**Aim of the task**
Find every line in the data that contains the word "handle". Return each of those lines.

═══ Input

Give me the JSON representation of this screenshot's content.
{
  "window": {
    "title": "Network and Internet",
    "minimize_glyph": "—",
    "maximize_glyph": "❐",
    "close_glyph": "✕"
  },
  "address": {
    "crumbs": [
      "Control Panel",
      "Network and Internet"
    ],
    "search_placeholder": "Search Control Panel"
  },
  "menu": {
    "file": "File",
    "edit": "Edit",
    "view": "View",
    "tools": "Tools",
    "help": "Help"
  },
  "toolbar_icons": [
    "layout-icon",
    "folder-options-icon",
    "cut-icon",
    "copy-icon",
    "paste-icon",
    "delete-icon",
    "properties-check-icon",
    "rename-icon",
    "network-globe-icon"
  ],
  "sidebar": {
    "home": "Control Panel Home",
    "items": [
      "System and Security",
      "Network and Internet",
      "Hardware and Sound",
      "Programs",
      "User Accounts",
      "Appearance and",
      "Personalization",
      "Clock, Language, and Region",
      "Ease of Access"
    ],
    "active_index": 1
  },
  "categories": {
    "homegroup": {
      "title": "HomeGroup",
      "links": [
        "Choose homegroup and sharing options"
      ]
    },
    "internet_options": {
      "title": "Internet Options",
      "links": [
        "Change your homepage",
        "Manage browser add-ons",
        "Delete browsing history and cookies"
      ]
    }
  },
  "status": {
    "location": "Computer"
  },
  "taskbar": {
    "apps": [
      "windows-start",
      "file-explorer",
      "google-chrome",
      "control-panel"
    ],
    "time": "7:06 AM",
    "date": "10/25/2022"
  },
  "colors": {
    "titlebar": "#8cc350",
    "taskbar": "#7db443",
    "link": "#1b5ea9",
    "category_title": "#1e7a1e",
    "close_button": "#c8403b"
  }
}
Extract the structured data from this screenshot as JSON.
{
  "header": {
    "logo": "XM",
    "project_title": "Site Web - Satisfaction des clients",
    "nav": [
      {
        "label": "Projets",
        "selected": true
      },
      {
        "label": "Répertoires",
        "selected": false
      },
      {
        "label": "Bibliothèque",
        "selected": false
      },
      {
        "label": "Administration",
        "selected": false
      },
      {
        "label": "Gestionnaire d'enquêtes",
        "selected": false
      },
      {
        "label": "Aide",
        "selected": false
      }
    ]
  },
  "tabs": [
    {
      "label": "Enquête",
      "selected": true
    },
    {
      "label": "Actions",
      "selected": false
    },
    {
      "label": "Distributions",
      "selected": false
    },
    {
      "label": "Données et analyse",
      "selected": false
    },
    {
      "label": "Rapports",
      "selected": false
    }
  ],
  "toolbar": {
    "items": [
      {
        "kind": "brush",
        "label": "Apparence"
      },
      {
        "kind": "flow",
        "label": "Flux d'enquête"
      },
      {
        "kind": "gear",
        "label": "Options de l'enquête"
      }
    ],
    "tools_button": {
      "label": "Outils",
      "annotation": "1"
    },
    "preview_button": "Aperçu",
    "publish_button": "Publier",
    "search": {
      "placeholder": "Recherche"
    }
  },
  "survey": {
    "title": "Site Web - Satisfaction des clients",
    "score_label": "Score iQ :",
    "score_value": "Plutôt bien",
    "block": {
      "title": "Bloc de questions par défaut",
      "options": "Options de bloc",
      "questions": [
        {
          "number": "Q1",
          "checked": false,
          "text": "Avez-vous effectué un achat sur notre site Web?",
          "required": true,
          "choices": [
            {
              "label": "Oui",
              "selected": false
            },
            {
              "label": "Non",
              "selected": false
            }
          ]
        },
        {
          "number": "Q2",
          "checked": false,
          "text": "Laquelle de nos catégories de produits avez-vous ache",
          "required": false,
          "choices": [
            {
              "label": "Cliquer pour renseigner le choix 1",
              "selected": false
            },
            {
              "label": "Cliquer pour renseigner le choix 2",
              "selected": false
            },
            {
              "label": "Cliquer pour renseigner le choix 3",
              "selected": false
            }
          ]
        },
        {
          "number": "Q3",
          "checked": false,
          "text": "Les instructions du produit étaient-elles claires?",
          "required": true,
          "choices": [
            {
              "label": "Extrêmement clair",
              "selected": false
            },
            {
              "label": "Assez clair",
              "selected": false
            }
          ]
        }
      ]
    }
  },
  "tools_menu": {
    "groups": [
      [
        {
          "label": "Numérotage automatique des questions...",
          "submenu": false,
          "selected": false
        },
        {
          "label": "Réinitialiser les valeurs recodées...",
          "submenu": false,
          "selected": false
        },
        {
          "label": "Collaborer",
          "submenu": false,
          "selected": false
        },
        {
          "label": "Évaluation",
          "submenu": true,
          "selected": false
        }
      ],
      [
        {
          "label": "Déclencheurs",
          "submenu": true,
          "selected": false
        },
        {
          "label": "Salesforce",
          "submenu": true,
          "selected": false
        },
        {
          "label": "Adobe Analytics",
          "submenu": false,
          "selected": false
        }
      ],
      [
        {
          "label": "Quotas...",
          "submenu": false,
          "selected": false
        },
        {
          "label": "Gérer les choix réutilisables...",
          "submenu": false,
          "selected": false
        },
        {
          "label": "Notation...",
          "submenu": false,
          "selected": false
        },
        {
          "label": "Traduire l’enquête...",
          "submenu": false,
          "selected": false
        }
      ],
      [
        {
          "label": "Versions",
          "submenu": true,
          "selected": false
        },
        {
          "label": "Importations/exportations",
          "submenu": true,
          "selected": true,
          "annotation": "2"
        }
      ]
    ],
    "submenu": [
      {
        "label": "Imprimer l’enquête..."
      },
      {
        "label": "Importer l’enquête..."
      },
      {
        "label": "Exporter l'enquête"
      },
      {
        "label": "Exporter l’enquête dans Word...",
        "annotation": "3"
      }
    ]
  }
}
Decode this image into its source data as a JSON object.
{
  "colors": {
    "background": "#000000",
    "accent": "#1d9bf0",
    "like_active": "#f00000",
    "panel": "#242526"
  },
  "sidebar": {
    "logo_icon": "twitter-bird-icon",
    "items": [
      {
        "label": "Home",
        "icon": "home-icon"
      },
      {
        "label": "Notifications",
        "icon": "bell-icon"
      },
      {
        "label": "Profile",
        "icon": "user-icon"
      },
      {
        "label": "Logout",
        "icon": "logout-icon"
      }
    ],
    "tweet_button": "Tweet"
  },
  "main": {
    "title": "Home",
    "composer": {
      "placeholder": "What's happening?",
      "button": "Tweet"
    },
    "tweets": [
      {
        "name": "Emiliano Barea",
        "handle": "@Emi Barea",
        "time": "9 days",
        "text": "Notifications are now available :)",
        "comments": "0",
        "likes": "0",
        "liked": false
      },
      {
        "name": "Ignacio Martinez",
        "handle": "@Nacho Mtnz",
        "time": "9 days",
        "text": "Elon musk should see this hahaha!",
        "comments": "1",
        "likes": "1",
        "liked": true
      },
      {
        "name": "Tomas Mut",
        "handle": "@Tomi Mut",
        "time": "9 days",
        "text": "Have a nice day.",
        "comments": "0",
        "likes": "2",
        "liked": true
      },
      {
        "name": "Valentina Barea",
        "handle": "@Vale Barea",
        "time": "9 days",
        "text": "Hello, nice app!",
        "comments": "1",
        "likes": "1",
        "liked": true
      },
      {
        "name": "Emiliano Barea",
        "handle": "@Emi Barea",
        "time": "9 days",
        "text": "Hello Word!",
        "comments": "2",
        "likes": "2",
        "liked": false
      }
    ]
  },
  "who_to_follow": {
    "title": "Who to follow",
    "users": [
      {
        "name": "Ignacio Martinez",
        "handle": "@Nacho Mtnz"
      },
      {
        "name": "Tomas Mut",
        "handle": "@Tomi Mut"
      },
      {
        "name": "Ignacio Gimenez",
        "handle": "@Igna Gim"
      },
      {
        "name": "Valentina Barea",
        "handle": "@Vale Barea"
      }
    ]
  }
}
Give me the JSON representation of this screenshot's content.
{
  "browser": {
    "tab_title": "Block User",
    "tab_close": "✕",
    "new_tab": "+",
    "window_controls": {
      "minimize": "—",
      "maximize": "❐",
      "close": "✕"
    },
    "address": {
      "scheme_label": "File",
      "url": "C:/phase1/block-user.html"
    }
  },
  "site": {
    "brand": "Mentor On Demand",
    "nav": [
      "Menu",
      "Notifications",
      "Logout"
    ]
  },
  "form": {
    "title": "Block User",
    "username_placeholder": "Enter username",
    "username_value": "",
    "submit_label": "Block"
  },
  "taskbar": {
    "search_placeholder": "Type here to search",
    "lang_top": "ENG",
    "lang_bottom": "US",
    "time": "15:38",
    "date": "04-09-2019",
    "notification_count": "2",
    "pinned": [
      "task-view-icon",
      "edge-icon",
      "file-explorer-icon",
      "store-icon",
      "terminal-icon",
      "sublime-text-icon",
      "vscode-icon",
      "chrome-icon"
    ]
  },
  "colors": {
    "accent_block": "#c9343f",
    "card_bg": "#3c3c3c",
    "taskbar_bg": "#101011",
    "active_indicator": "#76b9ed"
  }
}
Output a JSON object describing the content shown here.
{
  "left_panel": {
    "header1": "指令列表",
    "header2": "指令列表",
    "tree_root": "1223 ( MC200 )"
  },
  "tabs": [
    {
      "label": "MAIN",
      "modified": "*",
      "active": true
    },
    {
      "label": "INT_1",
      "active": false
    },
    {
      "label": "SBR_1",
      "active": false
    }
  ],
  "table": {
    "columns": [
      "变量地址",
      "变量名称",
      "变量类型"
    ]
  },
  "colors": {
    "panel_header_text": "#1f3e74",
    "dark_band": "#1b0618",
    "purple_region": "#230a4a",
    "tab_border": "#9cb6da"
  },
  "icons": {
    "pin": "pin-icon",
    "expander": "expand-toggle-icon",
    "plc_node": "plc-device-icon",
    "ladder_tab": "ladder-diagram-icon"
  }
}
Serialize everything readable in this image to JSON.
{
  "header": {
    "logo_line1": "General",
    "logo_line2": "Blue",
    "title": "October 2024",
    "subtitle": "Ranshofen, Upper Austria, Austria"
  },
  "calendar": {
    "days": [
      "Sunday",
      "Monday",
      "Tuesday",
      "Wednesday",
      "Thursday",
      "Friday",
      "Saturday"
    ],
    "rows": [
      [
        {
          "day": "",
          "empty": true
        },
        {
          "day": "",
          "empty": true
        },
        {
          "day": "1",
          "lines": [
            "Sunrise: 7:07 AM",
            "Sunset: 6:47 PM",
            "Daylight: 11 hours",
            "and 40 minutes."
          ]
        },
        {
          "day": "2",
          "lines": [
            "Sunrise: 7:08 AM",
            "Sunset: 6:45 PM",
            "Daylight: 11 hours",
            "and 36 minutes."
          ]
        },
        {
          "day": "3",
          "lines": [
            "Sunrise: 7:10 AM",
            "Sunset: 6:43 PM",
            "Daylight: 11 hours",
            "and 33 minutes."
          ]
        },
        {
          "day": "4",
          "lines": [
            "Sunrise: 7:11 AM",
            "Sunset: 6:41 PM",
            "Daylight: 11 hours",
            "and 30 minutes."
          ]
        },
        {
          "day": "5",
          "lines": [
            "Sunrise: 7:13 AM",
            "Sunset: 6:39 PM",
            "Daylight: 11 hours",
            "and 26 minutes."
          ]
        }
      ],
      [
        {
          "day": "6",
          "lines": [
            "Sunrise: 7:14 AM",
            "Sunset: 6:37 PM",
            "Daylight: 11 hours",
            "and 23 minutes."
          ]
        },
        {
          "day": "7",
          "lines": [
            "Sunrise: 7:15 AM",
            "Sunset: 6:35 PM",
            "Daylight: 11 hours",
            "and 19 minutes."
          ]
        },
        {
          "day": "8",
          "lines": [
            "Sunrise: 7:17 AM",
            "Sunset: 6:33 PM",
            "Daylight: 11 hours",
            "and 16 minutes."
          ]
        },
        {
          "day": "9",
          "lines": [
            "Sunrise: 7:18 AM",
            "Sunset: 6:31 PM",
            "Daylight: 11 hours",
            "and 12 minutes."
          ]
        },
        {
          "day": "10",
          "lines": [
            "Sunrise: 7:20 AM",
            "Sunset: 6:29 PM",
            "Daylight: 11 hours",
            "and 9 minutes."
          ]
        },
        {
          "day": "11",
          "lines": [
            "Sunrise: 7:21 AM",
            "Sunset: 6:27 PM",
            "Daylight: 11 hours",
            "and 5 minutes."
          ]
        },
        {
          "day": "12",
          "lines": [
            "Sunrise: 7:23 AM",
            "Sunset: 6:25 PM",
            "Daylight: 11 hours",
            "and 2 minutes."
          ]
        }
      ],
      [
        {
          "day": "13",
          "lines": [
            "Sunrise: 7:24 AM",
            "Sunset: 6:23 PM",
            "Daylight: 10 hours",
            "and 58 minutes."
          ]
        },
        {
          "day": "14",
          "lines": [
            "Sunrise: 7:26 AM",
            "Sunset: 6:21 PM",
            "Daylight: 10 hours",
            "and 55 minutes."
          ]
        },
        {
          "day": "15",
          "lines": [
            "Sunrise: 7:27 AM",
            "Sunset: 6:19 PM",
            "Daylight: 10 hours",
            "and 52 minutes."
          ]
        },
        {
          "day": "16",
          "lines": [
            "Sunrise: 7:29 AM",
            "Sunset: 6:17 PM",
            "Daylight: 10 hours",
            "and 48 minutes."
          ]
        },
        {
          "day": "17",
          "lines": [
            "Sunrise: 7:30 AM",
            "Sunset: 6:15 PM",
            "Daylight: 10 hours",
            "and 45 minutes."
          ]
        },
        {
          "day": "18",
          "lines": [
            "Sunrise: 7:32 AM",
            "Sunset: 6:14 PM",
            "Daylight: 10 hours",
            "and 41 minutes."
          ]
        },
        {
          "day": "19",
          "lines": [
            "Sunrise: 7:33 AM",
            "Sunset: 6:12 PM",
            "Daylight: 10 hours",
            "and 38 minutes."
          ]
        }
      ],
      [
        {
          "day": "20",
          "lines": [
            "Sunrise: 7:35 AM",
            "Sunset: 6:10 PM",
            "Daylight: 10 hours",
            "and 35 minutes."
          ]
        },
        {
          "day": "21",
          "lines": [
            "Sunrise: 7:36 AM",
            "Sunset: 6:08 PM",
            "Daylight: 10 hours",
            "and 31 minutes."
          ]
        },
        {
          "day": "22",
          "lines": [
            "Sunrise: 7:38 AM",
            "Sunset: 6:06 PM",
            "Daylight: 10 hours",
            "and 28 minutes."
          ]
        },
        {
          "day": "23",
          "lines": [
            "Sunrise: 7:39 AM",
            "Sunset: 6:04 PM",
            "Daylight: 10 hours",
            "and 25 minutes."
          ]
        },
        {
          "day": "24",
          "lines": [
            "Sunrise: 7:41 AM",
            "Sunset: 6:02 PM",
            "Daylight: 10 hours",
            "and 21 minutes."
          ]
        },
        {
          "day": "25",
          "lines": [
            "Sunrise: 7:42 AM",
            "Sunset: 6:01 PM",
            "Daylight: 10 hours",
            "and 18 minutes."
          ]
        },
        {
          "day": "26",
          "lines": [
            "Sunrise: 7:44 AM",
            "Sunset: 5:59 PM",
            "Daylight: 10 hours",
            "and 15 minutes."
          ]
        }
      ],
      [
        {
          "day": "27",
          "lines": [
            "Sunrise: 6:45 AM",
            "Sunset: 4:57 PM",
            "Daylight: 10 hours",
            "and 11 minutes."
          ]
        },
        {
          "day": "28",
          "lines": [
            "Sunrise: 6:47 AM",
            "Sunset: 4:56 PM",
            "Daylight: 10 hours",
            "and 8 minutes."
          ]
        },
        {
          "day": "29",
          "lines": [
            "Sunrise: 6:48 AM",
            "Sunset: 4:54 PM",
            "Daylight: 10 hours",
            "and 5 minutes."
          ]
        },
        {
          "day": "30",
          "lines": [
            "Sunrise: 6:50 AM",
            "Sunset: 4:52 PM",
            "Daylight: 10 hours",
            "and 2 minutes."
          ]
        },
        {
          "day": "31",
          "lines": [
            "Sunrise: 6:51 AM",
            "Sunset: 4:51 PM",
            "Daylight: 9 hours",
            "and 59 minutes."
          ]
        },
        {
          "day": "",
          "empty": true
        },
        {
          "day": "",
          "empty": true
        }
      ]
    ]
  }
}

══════

**The completed task**
        "handle": "@Emi Barea",
        "handle": "@Nacho Mtnz",
        "handle": "@Tomi Mut",
        "handle": "@Vale Barea",
        "handle": "@Emi Barea",
        "handle": "@Nacho Mtnz"
        "handle": "@Tomi Mut"
        "handle": "@Igna Gim"
        "handle": "@Vale Barea"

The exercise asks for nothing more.